150g king prawns, raw and peeled (approx. 12)

100g scallops (approx. 4)

100g of cod or ling

150ml of tomato juice

200ml fish stock (use low-salt stock if possible)

1 garlic clove

20 cherry tomatoes

350g of spaghetti

75ml of rapeseed oil

10g basil

40g spinach

10g parsley

Black pepper


  1. Step 1

    Slice the fish and scallops into similar sized pieces. This will ensure that it will cook evenly. so that all the seafood is a similar size, so that it will cook evenly. Peel and finely chop the garlic and roughly chop the basil and parsley.

  2. Step 2

    Make up the fish stock and add to a pan, along with the tomato juice. Bring to a simmer over a medium heat and cook until the liquid has reduced by half, about 10 mins. Halve the cherry tomatoes.

  3. Step 3

    Add the spaghetti to a pan of boiling water and cook according to the instructions while you prepare the sauce. Stir occasionally until just cooked, then drain immediately.

  4. Step 4

    In a large frying pan, heat the oil gently and add the garlic. Once the garlic begins to colour, add the prawns, scallops and fish. Fry gently for 3-4 mins.

  5. Step 5

    Pour the fish stock and tomato reduction into the seafood. Then, add the cherry tomatoes, parsley, basil and spinach. Simmer for 2 minutes and then take off the heat.

  6. Step 6

    Once the spaghetti is cooked, put the sauce back on a low heat. Add the spaghetti to the pan, toss it well to combine and then season with black pepper. Serve immediately.

Food facts

The spaghetti is the main sources of carbohydrate in this recipe and the value has been provided for those who have been trained in insulin adjustment.
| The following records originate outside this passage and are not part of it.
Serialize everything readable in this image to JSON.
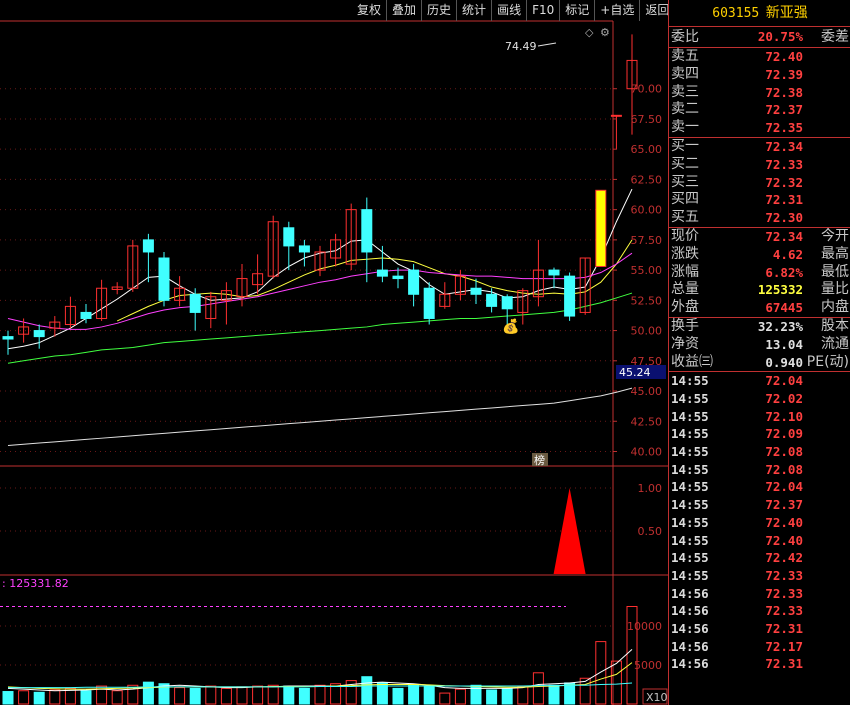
{
  "toolbar": [
    "复权",
    "叠加",
    "历史",
    "统计",
    "画线",
    "F10",
    "标记",
    "+自选",
    "返回"
  ],
  "stock": {
    "code": "603155",
    "name": "新亚强"
  },
  "weibi": {
    "label": "委比",
    "value": "20.75%",
    "label2": "委差"
  },
  "sell": [
    {
      "label": "卖五",
      "price": "72.40"
    },
    {
      "label": "卖四",
      "price": "72.39"
    },
    {
      "label": "卖三",
      "price": "72.38"
    },
    {
      "label": "卖二",
      "price": "72.37"
    },
    {
      "label": "卖一",
      "price": "72.35"
    }
  ],
  "buy": [
    {
      "label": "买一",
      "price": "72.34"
    },
    {
      "label": "买二",
      "price": "72.33"
    },
    {
      "label": "买三",
      "price": "72.32"
    },
    {
      "label": "买四",
      "price": "72.31"
    },
    {
      "label": "买五",
      "price": "72.30"
    }
  ],
  "quote": [
    {
      "label": "现价",
      "value": "72.34",
      "label2": "今开",
      "color": "red"
    },
    {
      "label": "涨跌",
      "value": "4.62",
      "label2": "最高",
      "color": "red"
    },
    {
      "label": "涨幅",
      "value": "6.82%",
      "label2": "最低",
      "color": "red"
    },
    {
      "label": "总量",
      "value": "125332",
      "label2": "量比",
      "color": "yellow"
    },
    {
      "label": "外盘",
      "value": "67445",
      "label2": "内盘",
      "color": "red"
    }
  ],
  "extra": [
    {
      "label": "换手",
      "value": "32.23%",
      "label2": "股本"
    },
    {
      "label": "净资",
      "value": "13.04",
      "label2": "流通"
    },
    {
      "label": "收益㈢",
      "value": "0.940",
      "label2": "PE(动)"
    }
  ],
  "ticks": [
    {
      "time": "14:55",
      "price": "72.04"
    },
    {
      "time": "14:55",
      "price": "72.02"
    },
    {
      "time": "14:55",
      "price": "72.10"
    },
    {
      "time": "14:55",
      "price": "72.09"
    },
    {
      "time": "14:55",
      "price": "72.08"
    },
    {
      "time": "14:55",
      "price": "72.08"
    },
    {
      "time": "14:55",
      "price": "72.04"
    },
    {
      "time": "14:55",
      "price": "72.37"
    },
    {
      "time": "14:55",
      "price": "72.40"
    },
    {
      "time": "14:55",
      "price": "72.40"
    },
    {
      "time": "14:55",
      "price": "72.42"
    },
    {
      "time": "14:55",
      "price": "72.33"
    },
    {
      "time": "14:56",
      "price": "72.33"
    },
    {
      "time": "14:56",
      "price": "72.33"
    },
    {
      "time": "14:56",
      "price": "72.31"
    },
    {
      "time": "14:56",
      "price": "72.17"
    },
    {
      "time": "14:56",
      "price": "72.31"
    }
  ],
  "chart_data": {
    "type": "candlestick",
    "price_axis": {
      "ticks": [
        "40.00",
        "42.50",
        "45.00",
        "47.50",
        "50.00",
        "52.50",
        "55.00",
        "57.50",
        "60.00",
        "62.50",
        "65.00",
        "67.50",
        "70.00"
      ],
      "ylim": [
        38.8,
        75.6
      ]
    },
    "high_label": "74.49",
    "current_marker": "45.24",
    "bang_label": "榜",
    "indicator_axis": {
      "ticks": [
        "1.00",
        "0.50"
      ]
    },
    "volume_axis": {
      "ticks": [
        "10000",
        "5000"
      ],
      "multiplier": "X10"
    },
    "volume_header": ": 125331.82",
    "candles": [
      {
        "o": 49.5,
        "c": 49.3,
        "h": 50.0,
        "l": 48.0
      },
      {
        "o": 49.7,
        "c": 50.3,
        "h": 51.0,
        "l": 49.0
      },
      {
        "o": 50.0,
        "c": 49.5,
        "h": 50.5,
        "l": 48.5
      },
      {
        "o": 50.2,
        "c": 50.7,
        "h": 51.2,
        "l": 49.5
      },
      {
        "o": 50.5,
        "c": 52.0,
        "h": 52.8,
        "l": 50.2
      },
      {
        "o": 51.5,
        "c": 51.0,
        "h": 52.2,
        "l": 50.6
      },
      {
        "o": 51.0,
        "c": 53.5,
        "h": 54.2,
        "l": 50.8
      },
      {
        "o": 53.4,
        "c": 53.6,
        "h": 54.0,
        "l": 53.0
      },
      {
        "o": 53.5,
        "c": 57.0,
        "h": 57.5,
        "l": 53.2
      },
      {
        "o": 57.5,
        "c": 56.5,
        "h": 58.0,
        "l": 54.0
      },
      {
        "o": 56.0,
        "c": 52.5,
        "h": 56.5,
        "l": 52.0
      },
      {
        "o": 52.5,
        "c": 53.5,
        "h": 54.5,
        "l": 52.0
      },
      {
        "o": 53.0,
        "c": 51.5,
        "h": 53.5,
        "l": 50.0
      },
      {
        "o": 51.0,
        "c": 52.8,
        "h": 53.2,
        "l": 50.2
      },
      {
        "o": 52.5,
        "c": 53.3,
        "h": 54.0,
        "l": 50.5
      },
      {
        "o": 52.8,
        "c": 54.3,
        "h": 55.5,
        "l": 52.0
      },
      {
        "o": 53.8,
        "c": 54.7,
        "h": 56.3,
        "l": 53.0
      },
      {
        "o": 54.5,
        "c": 59.0,
        "h": 59.5,
        "l": 54.3
      },
      {
        "o": 58.5,
        "c": 57.0,
        "h": 59.0,
        "l": 55.0
      },
      {
        "o": 57.0,
        "c": 56.5,
        "h": 57.5,
        "l": 55.3
      },
      {
        "o": 55.0,
        "c": 56.5,
        "h": 57.0,
        "l": 54.5
      },
      {
        "o": 56.0,
        "c": 57.5,
        "h": 58.0,
        "l": 55.3
      },
      {
        "o": 55.5,
        "c": 60.0,
        "h": 60.5,
        "l": 55.0
      },
      {
        "o": 60.0,
        "c": 56.5,
        "h": 61.0,
        "l": 54.0
      },
      {
        "o": 55.0,
        "c": 54.5,
        "h": 57.0,
        "l": 54.0
      },
      {
        "o": 54.5,
        "c": 54.3,
        "h": 55.2,
        "l": 53.5
      },
      {
        "o": 55.0,
        "c": 53.0,
        "h": 55.5,
        "l": 52.0
      },
      {
        "o": 53.5,
        "c": 51.0,
        "h": 54.0,
        "l": 50.5
      },
      {
        "o": 52.0,
        "c": 53.0,
        "h": 54.0,
        "l": 51.8
      },
      {
        "o": 53.0,
        "c": 54.5,
        "h": 55.0,
        "l": 52.5
      },
      {
        "o": 53.5,
        "c": 53.0,
        "h": 54.3,
        "l": 52.2
      },
      {
        "o": 53.0,
        "c": 52.0,
        "h": 53.5,
        "l": 51.5
      },
      {
        "o": 52.8,
        "c": 51.8,
        "h": 53.0,
        "l": 50.0
      },
      {
        "o": 51.5,
        "c": 53.3,
        "h": 53.5,
        "l": 50.5
      },
      {
        "o": 52.8,
        "c": 55.0,
        "h": 57.5,
        "l": 52.0
      },
      {
        "o": 55.0,
        "c": 54.6,
        "h": 55.2,
        "l": 53.5
      },
      {
        "o": 54.5,
        "c": 51.2,
        "h": 54.8,
        "l": 50.8
      },
      {
        "o": 51.5,
        "c": 56.0,
        "h": 56.0,
        "l": 51.3
      },
      {
        "o": 55.3,
        "c": 61.6,
        "h": 61.6,
        "l": 55.3
      },
      {
        "o": 67.8,
        "c": 67.8,
        "h": 67.8,
        "l": 65.0
      },
      {
        "o": 70.0,
        "c": 72.34,
        "h": 74.49,
        "l": 66.2
      }
    ],
    "ma_series": [
      {
        "color": "#ffffff",
        "values": [
          48.5,
          48.7,
          49.0,
          49.6,
          50.2,
          51.0,
          51.8,
          52.6,
          53.5,
          54.4,
          54.5,
          53.7,
          53.0,
          52.5,
          52.6,
          52.7,
          53.2,
          54.4,
          55.3,
          56.0,
          56.4,
          56.6,
          57.4,
          57.5,
          56.5,
          55.5,
          54.9,
          53.8,
          53.0,
          53.2,
          53.4,
          53.2,
          52.7,
          52.8,
          53.3,
          53.6,
          53.4,
          53.6,
          56.0,
          59.0,
          61.7
        ]
      },
      {
        "color": "#ffff40",
        "values": [
          null,
          null,
          null,
          null,
          null,
          null,
          null,
          50.8,
          51.4,
          52.0,
          52.5,
          52.9,
          53.0,
          53.1,
          53.0,
          52.8,
          52.9,
          53.4,
          54.0,
          54.6,
          55.1,
          55.4,
          55.8,
          55.9,
          56.0,
          55.9,
          55.7,
          55.2,
          54.7,
          54.5,
          54.1,
          53.6,
          53.3,
          53.1,
          53.0,
          53.1,
          53.0,
          53.2,
          54.0,
          55.5,
          57.5
        ]
      },
      {
        "color": "#ff40ff",
        "values": [
          51.0,
          50.7,
          50.4,
          50.2,
          50.1,
          50.1,
          50.3,
          50.6,
          51.0,
          51.4,
          51.7,
          51.9,
          52.0,
          52.2,
          52.4,
          52.6,
          52.8,
          53.1,
          53.4,
          53.7,
          54.0,
          54.2,
          54.5,
          54.7,
          54.9,
          55.0,
          55.0,
          54.8,
          54.7,
          54.6,
          54.5,
          54.5,
          54.4,
          54.3,
          54.3,
          54.3,
          54.3,
          54.4,
          54.8,
          55.5,
          56.4
        ]
      },
      {
        "color": "#40ff40",
        "values": [
          47.3,
          47.5,
          47.7,
          47.9,
          48.0,
          48.2,
          48.4,
          48.5,
          48.6,
          48.8,
          49.0,
          49.1,
          49.2,
          49.3,
          49.4,
          49.5,
          49.6,
          49.7,
          49.8,
          49.9,
          50.0,
          50.1,
          50.2,
          50.3,
          50.5,
          50.6,
          50.7,
          50.8,
          50.9,
          51.0,
          51.0,
          51.1,
          51.2,
          51.3,
          51.4,
          51.5,
          51.7,
          52.0,
          52.3,
          52.7,
          53.1
        ]
      },
      {
        "color": "#e0e0e0",
        "values": [
          40.5,
          40.6,
          40.7,
          40.8,
          40.9,
          41.0,
          41.1,
          41.2,
          41.3,
          41.4,
          41.5,
          41.6,
          41.7,
          41.8,
          41.9,
          42.0,
          42.1,
          42.2,
          42.3,
          42.4,
          42.5,
          42.6,
          42.7,
          42.8,
          42.9,
          43.0,
          43.1,
          43.2,
          43.3,
          43.4,
          43.5,
          43.6,
          43.7,
          43.8,
          43.9,
          44.0,
          44.2,
          44.4,
          44.6,
          44.9,
          45.24
        ]
      }
    ],
    "volumes": [
      1600,
      1700,
      1500,
      1800,
      2000,
      1700,
      2300,
      1700,
      2400,
      2800,
      2600,
      2100,
      2000,
      2300,
      2000,
      2200,
      2300,
      2400,
      2300,
      2000,
      2400,
      2600,
      3000,
      3500,
      2700,
      2000,
      2400,
      2200,
      1400,
      1900,
      2400,
      1800,
      2000,
      2200,
      4000,
      2400,
      2700,
      3300,
      8000,
      5500,
      12500
    ],
    "volume_ma": [
      {
        "color": "#ffffff",
        "values": [
          2000,
          1900,
          1800,
          1700,
          1750,
          1800,
          1900,
          1800,
          1900,
          2100,
          2300,
          2400,
          2300,
          2200,
          2100,
          2100,
          2200,
          2200,
          2300,
          2300,
          2300,
          2300,
          2500,
          2700,
          2800,
          2700,
          2600,
          2400,
          2100,
          2000,
          2000,
          2000,
          2000,
          2100,
          2500,
          2600,
          2700,
          2900,
          4100,
          5200,
          7000
        ]
      },
      {
        "color": "#ffff40",
        "values": [
          2200,
          2100,
          2000,
          1950,
          1900,
          1900,
          1950,
          2000,
          2050,
          2100,
          2150,
          2200,
          2200,
          2200,
          2200,
          2200,
          2200,
          2250,
          2250,
          2250,
          2250,
          2300,
          2350,
          2450,
          2500,
          2500,
          2500,
          2450,
          2350,
          2300,
          2250,
          2200,
          2150,
          2150,
          2250,
          2300,
          2400,
          2500,
          3200,
          3800,
          5300
        ]
      },
      {
        "color": "#40ffff",
        "values": [
          2100,
          2100,
          2100,
          2100,
          2100,
          2150,
          2150,
          2150,
          2150,
          2200,
          2200,
          2200,
          2200,
          2200,
          2200,
          2200,
          2200,
          2200,
          2200,
          2200,
          2250,
          2250,
          2250,
          2300,
          2300,
          2300,
          2300,
          2300,
          2300,
          2300,
          2300,
          2300,
          2300,
          2300,
          2350,
          2350,
          2400,
          2400,
          2500,
          2550,
          2700
        ]
      }
    ],
    "indicator_spike": {
      "index": 36,
      "value": 1.0
    }
  }
}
Although this dish contains some high potassium ingredients, such as tomato juice, cherry tomatoes and spinach, the amounts used are minimal to ensure the entire meal is still low in potassium and can be enjoyed as part of a low potassium diet.

Despite also containing some ingredients high in phosphate, such as prawns and scallops, overall, this dish is low in phosphate and can be enjoyed as part of a low phosphate diet.

This meal still contains some phosphate, so if you have been prescribed a phosphate binder, ensure you take them with this dish.

The seafood used in this recipe provides a good source of protein which is great for people receiving dialysis who need to eat more protein. If you have been advised to eat a low protein diet, use a smaller portion of seafood, about third of the recipe portion.

Use a gluten-free stock cube and spaghetti.

There is no added salt in this recipe, but it is found naturally in the seafood. It is only slightly above the range to be classified a low salt dish. Choose a fish stock cube with the lowest amount of salt.

This dish is best eaten immediately. However, if storing, then allow to cool and store in an airtight container in the fridge for up to two days. Reheat thoroughly before serving.

For those with a transplant, it is best to purchase your fish pre-packaged.